◆ Required action
Please filter the entries for the word "Preview" and copy every line that has it.

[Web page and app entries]
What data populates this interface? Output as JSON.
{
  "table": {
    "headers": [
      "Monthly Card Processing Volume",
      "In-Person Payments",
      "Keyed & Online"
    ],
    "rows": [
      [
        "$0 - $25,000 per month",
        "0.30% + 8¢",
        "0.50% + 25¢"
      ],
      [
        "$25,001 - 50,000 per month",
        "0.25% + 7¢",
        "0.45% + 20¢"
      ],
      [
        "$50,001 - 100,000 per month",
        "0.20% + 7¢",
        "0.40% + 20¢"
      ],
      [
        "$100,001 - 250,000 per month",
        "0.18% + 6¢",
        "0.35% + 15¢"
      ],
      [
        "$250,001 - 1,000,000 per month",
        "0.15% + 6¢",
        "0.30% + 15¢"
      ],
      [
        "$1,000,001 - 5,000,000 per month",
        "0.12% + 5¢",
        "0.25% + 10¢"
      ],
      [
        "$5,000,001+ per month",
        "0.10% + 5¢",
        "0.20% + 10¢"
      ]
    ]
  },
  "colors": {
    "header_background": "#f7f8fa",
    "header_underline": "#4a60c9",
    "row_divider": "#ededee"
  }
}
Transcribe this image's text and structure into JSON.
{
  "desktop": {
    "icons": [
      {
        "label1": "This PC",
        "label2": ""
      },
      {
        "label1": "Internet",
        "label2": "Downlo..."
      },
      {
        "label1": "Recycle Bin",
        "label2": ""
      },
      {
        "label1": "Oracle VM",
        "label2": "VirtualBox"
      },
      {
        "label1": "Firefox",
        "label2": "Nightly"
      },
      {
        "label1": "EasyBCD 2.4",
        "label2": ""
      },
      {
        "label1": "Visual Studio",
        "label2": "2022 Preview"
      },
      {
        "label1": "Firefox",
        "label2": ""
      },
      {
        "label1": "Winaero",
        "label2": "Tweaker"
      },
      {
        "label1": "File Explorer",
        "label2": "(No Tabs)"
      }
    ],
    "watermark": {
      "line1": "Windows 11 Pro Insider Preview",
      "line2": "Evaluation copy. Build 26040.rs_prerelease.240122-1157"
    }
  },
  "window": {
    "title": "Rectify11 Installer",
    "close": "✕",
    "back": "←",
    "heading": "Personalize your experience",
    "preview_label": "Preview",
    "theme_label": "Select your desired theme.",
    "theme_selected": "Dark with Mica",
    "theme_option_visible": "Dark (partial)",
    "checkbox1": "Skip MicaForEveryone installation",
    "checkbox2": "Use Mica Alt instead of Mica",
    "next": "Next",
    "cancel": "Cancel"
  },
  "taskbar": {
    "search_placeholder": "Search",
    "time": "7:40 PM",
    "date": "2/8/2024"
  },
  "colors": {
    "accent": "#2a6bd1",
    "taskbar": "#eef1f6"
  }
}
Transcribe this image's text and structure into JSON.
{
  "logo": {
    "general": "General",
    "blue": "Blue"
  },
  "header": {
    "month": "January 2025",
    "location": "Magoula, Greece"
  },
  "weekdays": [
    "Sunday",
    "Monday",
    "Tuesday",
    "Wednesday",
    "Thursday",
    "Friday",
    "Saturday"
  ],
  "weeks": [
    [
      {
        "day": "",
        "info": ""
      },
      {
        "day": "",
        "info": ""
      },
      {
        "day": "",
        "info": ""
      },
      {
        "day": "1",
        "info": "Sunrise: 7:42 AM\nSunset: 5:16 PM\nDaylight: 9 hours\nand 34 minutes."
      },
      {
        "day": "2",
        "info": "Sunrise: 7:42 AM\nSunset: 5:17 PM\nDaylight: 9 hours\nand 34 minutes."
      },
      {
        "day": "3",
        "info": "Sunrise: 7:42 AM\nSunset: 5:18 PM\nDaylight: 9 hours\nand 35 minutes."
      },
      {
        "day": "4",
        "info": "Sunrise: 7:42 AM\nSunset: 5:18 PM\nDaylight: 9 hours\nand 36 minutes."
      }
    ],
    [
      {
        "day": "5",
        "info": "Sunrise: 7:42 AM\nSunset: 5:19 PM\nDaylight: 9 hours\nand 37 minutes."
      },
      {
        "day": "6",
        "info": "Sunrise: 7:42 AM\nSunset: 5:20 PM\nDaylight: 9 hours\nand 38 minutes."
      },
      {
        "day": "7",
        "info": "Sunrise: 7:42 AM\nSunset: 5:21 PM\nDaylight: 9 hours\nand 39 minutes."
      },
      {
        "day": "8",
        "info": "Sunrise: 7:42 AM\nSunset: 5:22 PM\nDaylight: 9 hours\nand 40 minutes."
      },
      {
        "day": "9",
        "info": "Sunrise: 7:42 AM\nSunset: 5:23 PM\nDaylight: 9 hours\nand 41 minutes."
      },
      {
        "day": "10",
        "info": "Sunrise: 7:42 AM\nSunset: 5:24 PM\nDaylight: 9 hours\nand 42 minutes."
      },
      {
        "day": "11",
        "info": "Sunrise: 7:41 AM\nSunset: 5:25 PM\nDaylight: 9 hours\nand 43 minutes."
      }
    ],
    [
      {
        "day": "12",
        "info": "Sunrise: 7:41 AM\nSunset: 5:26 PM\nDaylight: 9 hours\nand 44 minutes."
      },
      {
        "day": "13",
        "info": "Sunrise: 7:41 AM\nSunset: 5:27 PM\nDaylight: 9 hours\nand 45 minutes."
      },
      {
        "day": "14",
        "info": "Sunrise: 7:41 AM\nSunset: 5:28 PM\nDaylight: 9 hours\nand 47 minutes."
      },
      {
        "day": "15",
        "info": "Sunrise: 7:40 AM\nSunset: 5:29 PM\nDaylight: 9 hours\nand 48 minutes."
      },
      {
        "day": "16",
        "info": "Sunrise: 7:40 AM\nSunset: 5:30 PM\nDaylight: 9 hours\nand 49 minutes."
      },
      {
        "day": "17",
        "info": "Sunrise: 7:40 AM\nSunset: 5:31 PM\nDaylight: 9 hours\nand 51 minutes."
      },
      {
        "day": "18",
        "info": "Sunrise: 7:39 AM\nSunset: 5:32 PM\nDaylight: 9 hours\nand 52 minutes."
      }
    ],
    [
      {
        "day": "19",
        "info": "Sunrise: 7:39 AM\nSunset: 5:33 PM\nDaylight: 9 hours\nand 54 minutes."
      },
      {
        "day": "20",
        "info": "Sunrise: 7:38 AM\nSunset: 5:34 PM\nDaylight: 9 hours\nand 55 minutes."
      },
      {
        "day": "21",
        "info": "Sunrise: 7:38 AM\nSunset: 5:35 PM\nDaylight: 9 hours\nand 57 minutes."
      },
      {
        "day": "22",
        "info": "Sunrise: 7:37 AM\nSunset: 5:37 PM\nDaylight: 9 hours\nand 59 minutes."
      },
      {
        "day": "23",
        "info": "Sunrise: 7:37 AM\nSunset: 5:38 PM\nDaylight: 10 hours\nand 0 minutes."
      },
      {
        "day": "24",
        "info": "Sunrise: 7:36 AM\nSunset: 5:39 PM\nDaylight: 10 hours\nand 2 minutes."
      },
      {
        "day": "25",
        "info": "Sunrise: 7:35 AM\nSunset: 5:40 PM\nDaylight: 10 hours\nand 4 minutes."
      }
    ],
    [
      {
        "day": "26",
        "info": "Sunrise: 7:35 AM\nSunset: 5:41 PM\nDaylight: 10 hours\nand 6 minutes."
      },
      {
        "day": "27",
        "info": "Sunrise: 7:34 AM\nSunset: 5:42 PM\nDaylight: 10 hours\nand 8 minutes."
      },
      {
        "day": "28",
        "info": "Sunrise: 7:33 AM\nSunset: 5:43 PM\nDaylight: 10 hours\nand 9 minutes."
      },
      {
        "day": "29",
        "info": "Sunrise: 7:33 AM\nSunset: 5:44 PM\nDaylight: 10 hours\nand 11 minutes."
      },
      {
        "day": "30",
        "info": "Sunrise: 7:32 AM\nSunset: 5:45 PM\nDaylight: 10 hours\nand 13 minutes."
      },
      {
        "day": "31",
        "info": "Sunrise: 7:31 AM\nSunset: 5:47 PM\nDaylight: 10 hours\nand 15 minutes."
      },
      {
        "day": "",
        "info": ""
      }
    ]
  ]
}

◆ Exercise solution
        "label2": "2022 Preview"
      "line1": "Windows 11 Pro Insider Preview",
    "preview_label": "Preview",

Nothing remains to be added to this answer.